conditions allows us to observe how much heat (q) is either released or absorbed by any particular chemical reaction.
this statement is correct, except that the definition is not arbitrary at all, and without specifying the special conditions you are still in the dark.

Enthalpy (H) is defined H = U + pV. By employing the definition of change in internal energy and constant pressure conditions, we can reduce this to show that ΔH = qp. Because enthalpy remains a state function, this shows us that under conditions of constant pressure, how much heat is absorbed or released by a chemical reaction will always be the same. Meaning, when pressure is constant, enthalpy is simply heat content.
no it is not: The question is: how do you connect ∆H=Q with H=U+pV ??We know ∆U = Q + W = Q + W' + W" where W" = useful work = shaft work = technical work. W' is work done against the atmosphere = -p'∆V, if p' is the external=atmospheric pressure. Now define H=U+p'V (!!!!) and the first law becomes: ∆H= Q+W" .(this is the equation to remember, it is as general as ∆U = Q + W).If, and only if, no useful work is done (W"=0: this not the case when you are charging a battery) and the external pressure remains constant, it follows: ∆H=Q.Note how important the 'constant pressure' condition is: it makes p=p', if you didn't do that at the beginning. (also: solids have enthalpy as property, but not internal pressure).

My issue is this:
1) Does Enthalpy, as a concept, have any value in situations where pressure is not being held constant? Under these conditions heat (q) will not be a state function, meaning that it will be path-dependent for any chemical reaction.

2) Why is work not considered a state function? Work is composed of both pressure and volume, both state functions, hence shouldn't it also be a state function?
The pV term in H=U+pV is called 'energy of  displacement' or 'pressure energy' and this is a state function, but it depends (through p) on the state of the environment and (through V) on the state of the system. Note that from H=U+pV follows ∆H= ∆U+p∆V whether H is a function of state or not: the only condition is ∆p=0.

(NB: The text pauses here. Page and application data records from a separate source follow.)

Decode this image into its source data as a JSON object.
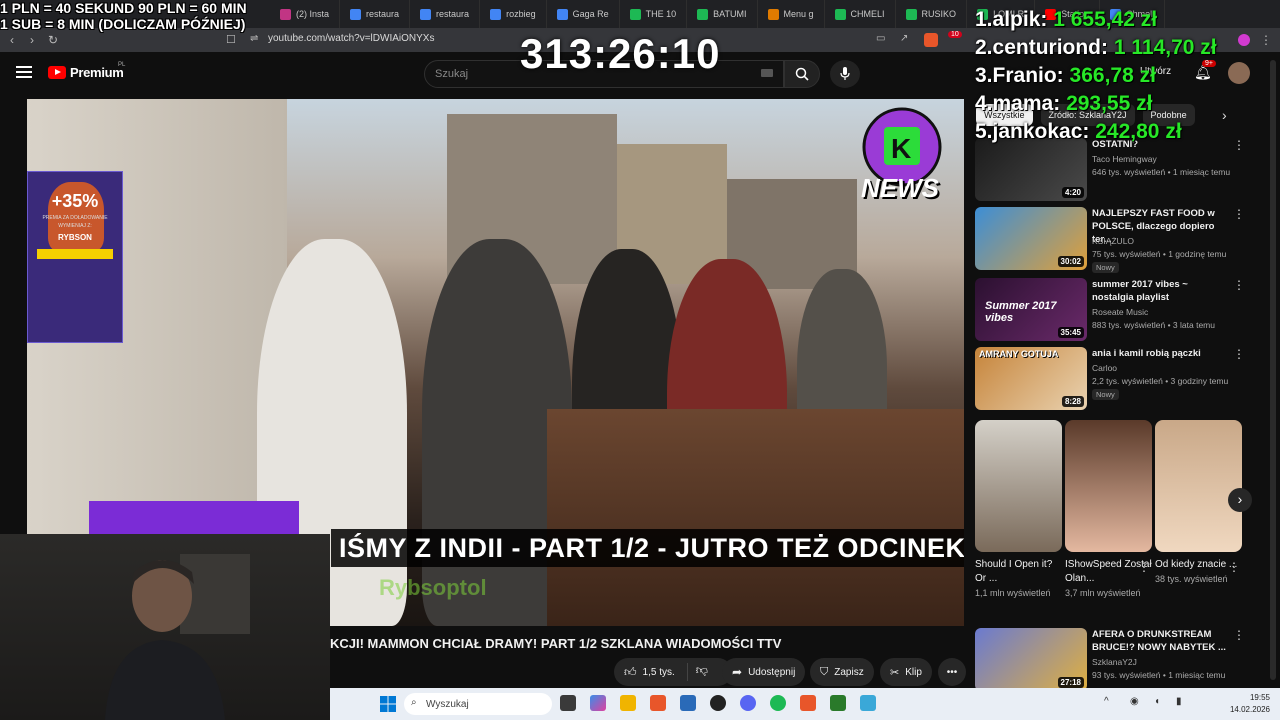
{
  "browser": {
    "tabs": [
      {
        "label": "(2) Insta",
        "color": "#c13584"
      },
      {
        "label": "restaura",
        "color": "#4285f4"
      },
      {
        "label": "restaura",
        "color": "#4285f4"
      },
      {
        "label": "rozbieg",
        "color": "#4285f4"
      },
      {
        "label": "Gaga Re",
        "color": "#4285f4"
      },
      {
        "label": "THE 10",
        "color": "#1db954"
      },
      {
        "label": "BATUMI",
        "color": "#1db954"
      },
      {
        "label": "Menu g",
        "color": "#e07b00"
      },
      {
        "label": "CHMELI",
        "color": "#1db954"
      },
      {
        "label": "RUSIKO",
        "color": "#1db954"
      },
      {
        "label": "LOMI R",
        "color": "#1db954"
      },
      {
        "label": "Station",
        "color": "#ff0000"
      },
      {
        "label": "Chmeli",
        "color": "#4285f4"
      }
    ],
    "url": "youtube.com/watch?v=lDWIAiONYXs",
    "extension_badge": "10"
  },
  "overlay": {
    "info_line1": "1 PLN =  40 SEKUND 90 PLN = 60 MIN",
    "info_line2": "1 SUB = 8 MIN (DOLICZAM PÓŹNIEJ)",
    "timer": "313:26:10",
    "leaderboard": [
      {
        "rank_name": "1.alpik:",
        "amount": "1 655,42 zł"
      },
      {
        "rank_name": "2.centuriond:",
        "amount": "1 114,70 zł"
      },
      {
        "rank_name": "3.Franio:",
        "amount": "366,78 zł"
      },
      {
        "rank_name": "4.mama:",
        "amount": "293,55 zł"
      },
      {
        "rank_name": "5.jankokac:",
        "amount": "242,80 zł"
      }
    ]
  },
  "youtube": {
    "logo_text": "Premium",
    "logo_region": "PL",
    "search_placeholder": "Szukaj",
    "create_label": "Utwórz",
    "notifications_count": "9+",
    "video_title": "KCJI! MAMMON CHCIAŁ DRAMY! PART 1/2 SZKLANA WIADOMOŚCI TTV",
    "actions": {
      "likes": "1,5 tys.",
      "share": "Udostępnij",
      "save": "Zapisz",
      "clip": "Klip"
    },
    "chips": [
      "Wszystkie",
      "Źródło: SzklanaY2J",
      "Podobne"
    ],
    "recommendations": [
      {
        "title": "OSTATNI?",
        "channel": "Taco Hemingway",
        "verified": true,
        "meta": "646 tys. wyświetleń • 1 miesiąc temu",
        "duration": "4:20",
        "badge": ""
      },
      {
        "title": "NAJLEPSZY FAST FOOD w POLSCE, dlaczego dopiero ter...",
        "channel": "KSIĄŻULO",
        "verified": true,
        "meta": "75 tys. wyświetleń • 1 godzinę temu",
        "duration": "30:02",
        "badge": "Nowy"
      },
      {
        "title": "summer 2017 vibes ~ nostalgia playlist",
        "channel": "Roseate Music",
        "verified": true,
        "meta": "883 tys. wyświetleń • 3 lata temu",
        "duration": "35:45",
        "badge": ""
      },
      {
        "title": "ania i kamil robią pączki",
        "channel": "Carloo",
        "verified": false,
        "meta": "2,2 tys. wyświetleń • 3 godziny temu",
        "duration": "8:28",
        "badge": "Nowy"
      },
      {
        "title": "AFERA O DRUNKSTREAM BRUCE!? NOWY NABYTEK ...",
        "channel": "SzklanaY2J",
        "verified": false,
        "meta": "93 tys. wyświetleń • 1 miesiąc temu",
        "duration": "27:18",
        "badge": ""
      }
    ],
    "shorts": [
      {
        "title": "Should I Open it? Or ...",
        "views": "1,1 mln wyświetleń"
      },
      {
        "title": "IShowSpeed Został Olan...",
        "views": "3,7 mln wyświetleń"
      },
      {
        "title": "Od kiedy znacie ...",
        "views": "38 tys. wyświetleń"
      }
    ]
  },
  "video_overlay": {
    "subtitle": "IŚMY Z INDII - PART 1/2 - JUTRO TEŻ ODCINEK!",
    "news_logo": "NEWS",
    "news_letter": "K",
    "promo_percent": "+35%",
    "promo_sub": "PREMIA ZA DOŁADOWANIE",
    "promo_label": "WYMIENIAJ Z:",
    "promo_name": "RYBSON",
    "green_tag": "Rybsoptol"
  },
  "taskbar": {
    "search_placeholder": "Wyszukaj",
    "time": "19:55",
    "date": "14.02.2026"
  }
}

3)  Under conditions of constant pressure, is work also considered a state function? Under these conditions internal energy will still be ΔU = qp + w. Because internal energy and heat are both state functions, mathematically the only way to keep this consistent is for work to also be a state function.
You are confusing enthalpy H with heat Q, because you ignore useful work.

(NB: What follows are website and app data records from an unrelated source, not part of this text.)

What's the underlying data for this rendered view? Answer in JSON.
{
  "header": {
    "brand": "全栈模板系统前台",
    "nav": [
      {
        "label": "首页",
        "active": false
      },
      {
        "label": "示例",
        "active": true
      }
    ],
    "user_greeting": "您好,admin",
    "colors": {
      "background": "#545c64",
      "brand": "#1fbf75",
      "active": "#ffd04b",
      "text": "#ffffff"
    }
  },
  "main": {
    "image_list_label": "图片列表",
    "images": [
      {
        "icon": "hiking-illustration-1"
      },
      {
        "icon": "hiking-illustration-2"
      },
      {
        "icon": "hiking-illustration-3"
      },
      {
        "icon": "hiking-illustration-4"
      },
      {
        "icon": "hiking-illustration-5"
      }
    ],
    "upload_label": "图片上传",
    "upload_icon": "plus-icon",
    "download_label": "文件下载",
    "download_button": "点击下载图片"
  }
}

ref: Mannaerts SHWM, Energy-balance of the Joule-Thomson experiment: Enthalpy change at decompression. npt-procestechnologie. 2010; 17(4)18-22.